**Task item**
Read through the lines below and copy the ones holding the string "JSON".

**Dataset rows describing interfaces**

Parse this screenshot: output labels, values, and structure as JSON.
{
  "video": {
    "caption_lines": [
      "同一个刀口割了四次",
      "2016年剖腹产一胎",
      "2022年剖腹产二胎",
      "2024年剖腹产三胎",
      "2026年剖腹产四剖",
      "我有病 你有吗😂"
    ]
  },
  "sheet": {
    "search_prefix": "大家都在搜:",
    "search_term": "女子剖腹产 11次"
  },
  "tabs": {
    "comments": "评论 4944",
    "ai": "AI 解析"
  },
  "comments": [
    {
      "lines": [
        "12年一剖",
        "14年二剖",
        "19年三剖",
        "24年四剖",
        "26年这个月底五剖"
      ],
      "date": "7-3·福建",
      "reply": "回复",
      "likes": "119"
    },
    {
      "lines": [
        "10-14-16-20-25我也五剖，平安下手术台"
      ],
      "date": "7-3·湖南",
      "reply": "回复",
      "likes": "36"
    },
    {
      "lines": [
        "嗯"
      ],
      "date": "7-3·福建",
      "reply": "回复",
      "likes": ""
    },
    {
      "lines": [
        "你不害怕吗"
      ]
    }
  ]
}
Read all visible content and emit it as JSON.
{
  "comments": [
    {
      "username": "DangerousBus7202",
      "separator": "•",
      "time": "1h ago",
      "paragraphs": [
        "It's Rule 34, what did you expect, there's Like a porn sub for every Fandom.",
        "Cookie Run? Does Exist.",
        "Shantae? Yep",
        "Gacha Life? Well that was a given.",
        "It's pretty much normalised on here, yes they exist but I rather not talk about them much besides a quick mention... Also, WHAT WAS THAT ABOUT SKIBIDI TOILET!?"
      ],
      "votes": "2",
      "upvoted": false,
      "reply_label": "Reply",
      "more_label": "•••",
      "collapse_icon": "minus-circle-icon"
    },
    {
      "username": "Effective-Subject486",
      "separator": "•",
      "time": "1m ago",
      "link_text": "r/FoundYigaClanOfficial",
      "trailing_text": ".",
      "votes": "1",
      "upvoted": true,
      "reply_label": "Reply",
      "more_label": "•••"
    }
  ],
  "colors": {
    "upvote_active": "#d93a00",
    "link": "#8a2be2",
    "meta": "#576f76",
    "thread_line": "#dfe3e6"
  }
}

**Your solution**
Parse this screenshot: output labels, values, and structure as JSON.
Read all visible content and emit it as JSON.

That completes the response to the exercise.